Third, an internal head gasket leak symptom can be noticed by bubbles in the radiator. If the leak causes exhaust gases to leak into the coolant, the bubbles will move into the cooling system during the combustion process, leading to a blown head gasket.
Fourth, if you have a blown head gasket, your engine will overheat during long drives in tough conditions. This usually happens due to the lack of coolant in your engine, excess heat, and the inability of your car's radiator to cool the engine liquid. If the engine overheats, you will notice one of the main head gasket leak symptoms.
Fifth, coolant leaking into your combustion chamber can move past piston rings and into the engine oil. Over time, oil and water will combine and cause the oil to change color and prevent any lubrication during overheating and engine movement. If your oil ineffectively lubricates your motor, it can lead to one of the most common head gasket leak symptoms.
Faulty Spark Plug
Lastly, a broken spark plug or malfunctioning plug can cause tiny white deposits to be left on your spark plugs and engine electrodes. Although this is not one of the most noticeable head gasket leak symptoms, it shows that your engine’s internal components are not working correctly.
The Bottom Line
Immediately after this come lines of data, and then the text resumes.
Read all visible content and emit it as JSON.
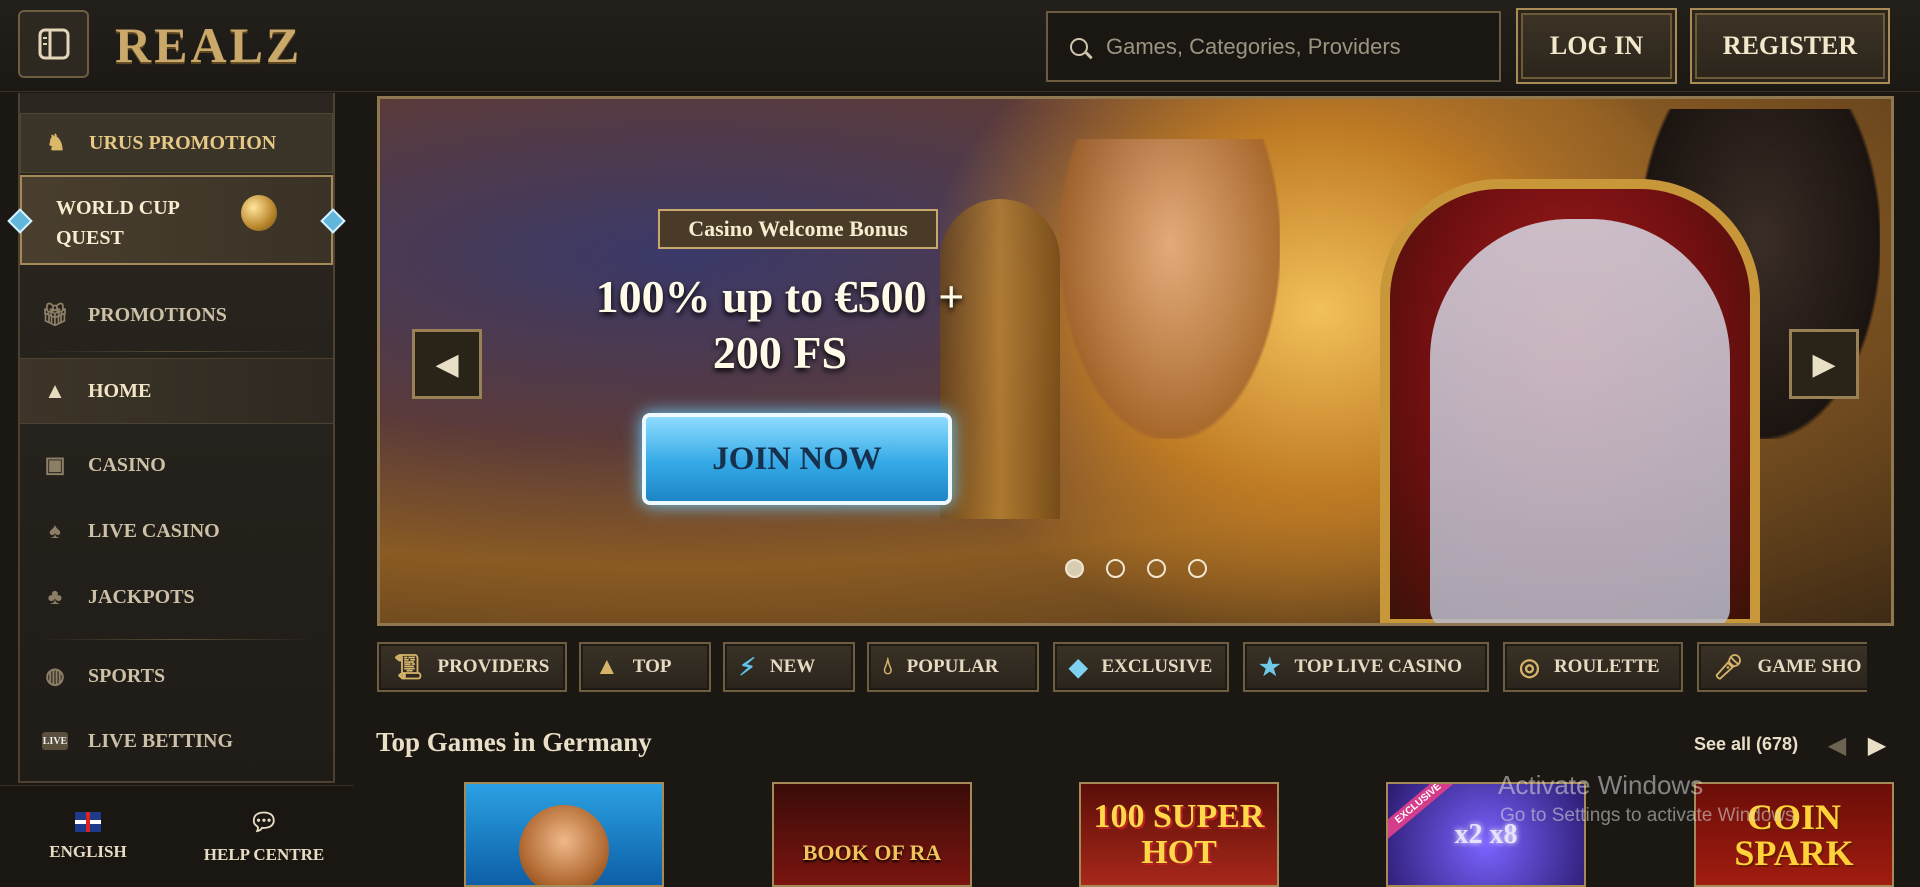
{
  "header": {
    "logo": "REALZ",
    "search_placeholder": "Games, Categories, Providers",
    "login_label": "LOG IN",
    "register_label": "REGISTER"
  },
  "sidebar": {
    "urus": "URUS PROMOTION",
    "worldcup_line1": "WORLD CUP",
    "worldcup_line2": "QUEST",
    "items": [
      {
        "label": "PROMOTIONS",
        "icon": "gift-icon"
      },
      {
        "label": "HOME",
        "icon": "pyramid-icon"
      },
      {
        "label": "CASINO",
        "icon": "slot-machine-icon"
      },
      {
        "label": "LIVE CASINO",
        "icon": "card-icon"
      },
      {
        "label": "JACKPOTS",
        "icon": "clover-icon"
      },
      {
        "label": "SPORTS",
        "icon": "ball-icon"
      },
      {
        "label": "LIVE BETTING",
        "icon": "live-icon"
      }
    ],
    "live_badge": "LIVE"
  },
  "footer_nav": {
    "language": "ENGLISH",
    "help": "HELP CENTRE"
  },
  "banner": {
    "tag": "Casino Welcome Bonus",
    "line1": "100% up to €500 +",
    "line2": "200 FS",
    "cta": "JOIN NOW",
    "slides": 4,
    "active_slide": 1
  },
  "categories": [
    {
      "label": "PROVIDERS",
      "icon": "scroll-icon"
    },
    {
      "label": "TOP",
      "icon": "pyramid-icon"
    },
    {
      "label": "NEW",
      "icon": "lightning-icon"
    },
    {
      "label": "POPULAR",
      "icon": "drop-icon"
    },
    {
      "label": "EXCLUSIVE",
      "icon": "diamond-icon"
    },
    {
      "label": "TOP LIVE CASINO",
      "icon": "star-icon"
    },
    {
      "label": "ROULETTE",
      "icon": "roulette-icon"
    },
    {
      "label": "GAME SHO",
      "icon": "microphone-icon"
    }
  ],
  "top_games": {
    "title": "Top Games in Germany",
    "see_all": "See all (678)",
    "games": [
      {
        "title": "",
        "accent": "#2f8fd1"
      },
      {
        "title": "BOOK OF RA",
        "accent": "#7a1410"
      },
      {
        "title": "100 SUPER HOT",
        "accent": "#8a1f12"
      },
      {
        "title": "x2 x8",
        "accent": "#3a2a8a"
      },
      {
        "title": "COIN SPARK",
        "accent": "#9b1a10"
      }
    ],
    "exclusive_badge": "EXCLUSIVE"
  },
  "overlay": {
    "title": "Activate Windows",
    "subtitle": "Go to Settings to activate Windows."
  },
  "colors": {
    "gold": "#c9a86a",
    "bg": "#1b1814",
    "cta_blue": "#34a9e6"
  }
}
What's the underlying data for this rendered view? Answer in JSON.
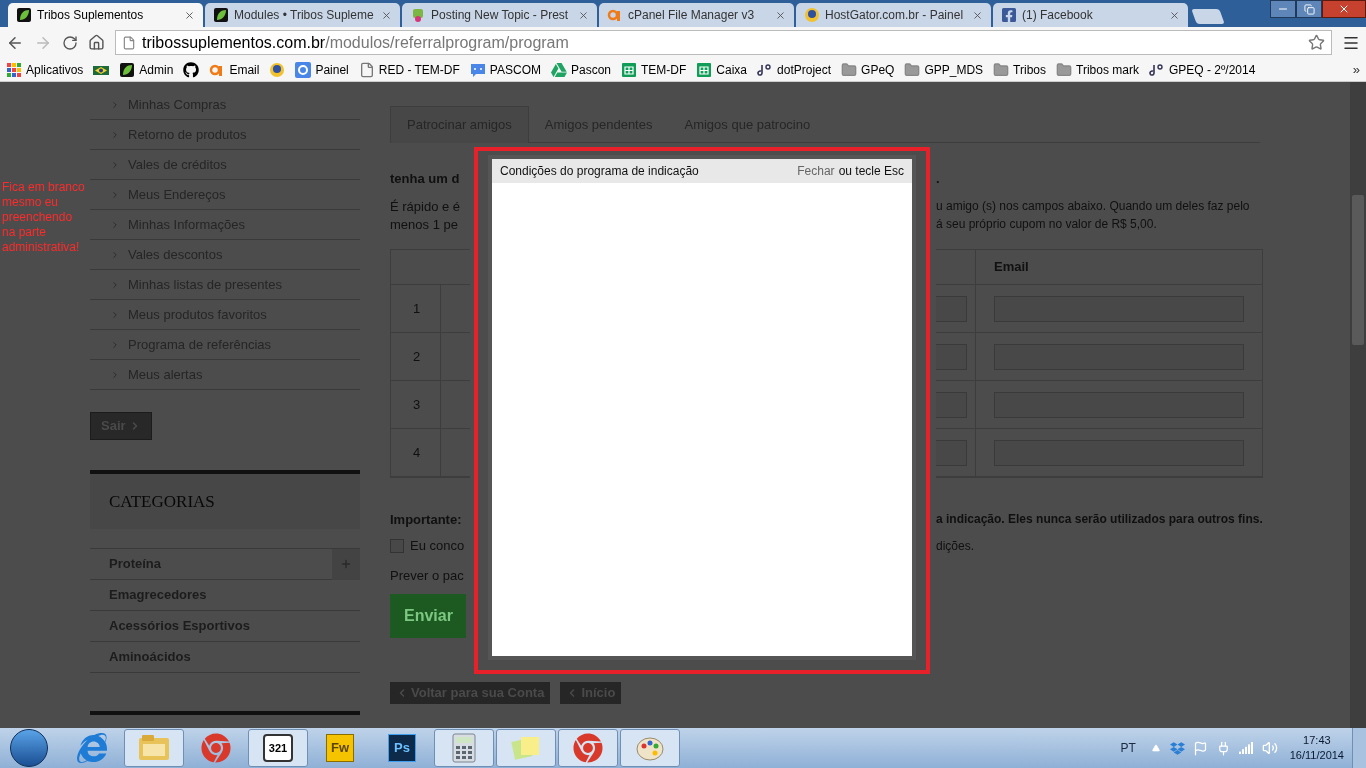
{
  "browser": {
    "tabs": [
      {
        "title": "Tribos Suplementos",
        "kind": "leaf",
        "selected": true
      },
      {
        "title": "Modules • Tribos Supleme",
        "kind": "leaf",
        "selected": false
      },
      {
        "title": "Posting New Topic - Prest",
        "kind": "shop",
        "selected": false
      },
      {
        "title": "cPanel File Manager v3",
        "kind": "cpanel",
        "selected": false
      },
      {
        "title": "HostGator.com.br - Painel",
        "kind": "gator",
        "selected": false
      },
      {
        "title": "(1) Facebook",
        "kind": "facebook",
        "selected": false
      }
    ],
    "address": {
      "host": "tribossuplementos.com.br",
      "path": "/modulos/referralprogram/program"
    },
    "bookmarks": [
      {
        "label": "Aplicativos",
        "kind": "apps"
      },
      {
        "kind": "bank"
      },
      {
        "label": "Admin",
        "kind": "leaf"
      },
      {
        "kind": "github"
      },
      {
        "label": "Email",
        "kind": "cpanel"
      },
      {
        "kind": "gator"
      },
      {
        "label": "Painel",
        "kind": "google"
      },
      {
        "label": "RED - TEM-DF",
        "kind": "page"
      },
      {
        "label": "PASCOM",
        "kind": "pascom"
      },
      {
        "label": "Pascon",
        "kind": "drive"
      },
      {
        "label": "TEM-DF",
        "kind": "sheets"
      },
      {
        "label": "Caixa",
        "kind": "sheets"
      },
      {
        "label": "dotProject",
        "kind": "dotproject"
      },
      {
        "label": "GPeQ",
        "kind": "folder"
      },
      {
        "label": "GPP_MDS",
        "kind": "folder"
      },
      {
        "label": "Tribos",
        "kind": "folder"
      },
      {
        "label": "Tribos  mark",
        "kind": "folder"
      },
      {
        "label": "GPEQ - 2º/2014",
        "kind": "dotproject"
      }
    ],
    "bookmarks_more": "»"
  },
  "annotation": {
    "note": "Fica em branco mesmo eu preenchendo na parte administrativa!"
  },
  "sidebar": {
    "account_links": [
      "Minhas Compras",
      "Retorno de produtos",
      "Vales de créditos",
      "Meus Endereços",
      "Minhas Informações",
      "Vales descontos",
      "Minhas listas de presentes",
      "Meus produtos favoritos",
      "Programa de referências",
      "Meus alertas"
    ],
    "logout_button": "Sair",
    "categories_title": "CATEGORIAS",
    "categories": [
      {
        "label": "Proteína",
        "expandable": true
      },
      {
        "label": "Emagrecedores",
        "expandable": false
      },
      {
        "label": "Acessórios Esportivos",
        "expandable": false
      },
      {
        "label": "Aminoácidos",
        "expandable": false
      }
    ]
  },
  "main": {
    "tabs": [
      {
        "label": "Patrocinar amigos",
        "selected": true
      },
      {
        "label": "Amigos pendentes",
        "selected": false
      },
      {
        "label": "Amigos que patrocino",
        "selected": false
      }
    ],
    "left_visible": {
      "heading": "tenha um d",
      "intro_lines": [
        "É rápido e é",
        "menos 1 pe"
      ],
      "row_numbers": [
        "1",
        "2",
        "3",
        "4"
      ],
      "important": "Importante:",
      "agree_text": "Eu conco",
      "agree_checked": false,
      "preview": "Prever o pac",
      "submit": "Enviar"
    },
    "right_visible": {
      "heading_end": ".",
      "intro_lines": [
        "u amigo (s) nos campos abaixo. Quando um deles faz pelo",
        "á seu próprio cupom no valor de R$ 5,00."
      ],
      "email_header": "Email",
      "important_end": "a indicação. Eles nunca serão utilizados para outros fins.",
      "agree_end": "dições."
    },
    "back_buttons": [
      "Voltar para sua Conta",
      "Início"
    ]
  },
  "modal": {
    "title": "Condições do programa de indicação",
    "close_link": "Fechar",
    "close_hint": "ou tecle Esc"
  },
  "taskbar": {
    "apps": [
      {
        "kind": "ie",
        "running": false
      },
      {
        "kind": "explorer",
        "running": true
      },
      {
        "kind": "chrome",
        "running": false
      },
      {
        "kind": "media",
        "label": "321",
        "running": true
      },
      {
        "kind": "fireworks",
        "label": "Fw",
        "running": false
      },
      {
        "kind": "photoshop",
        "label": "Ps",
        "running": false
      },
      {
        "kind": "calculator",
        "running": true
      },
      {
        "kind": "notes",
        "running": true
      },
      {
        "kind": "chrome",
        "running": true
      },
      {
        "kind": "paint",
        "running": true
      }
    ],
    "language": "PT",
    "time": "17:43",
    "date": "16/11/2014"
  }
}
As you can see, knowing the most common head gasket leak symptoms in your vehicle can help you prevent any of these problems before worsening over time. Noticing a fouled spark plug, white oil, overheating engine, radiator bubbles, white smoke from your tailpipe, or an external head gasket leak can help you keep your car running safely.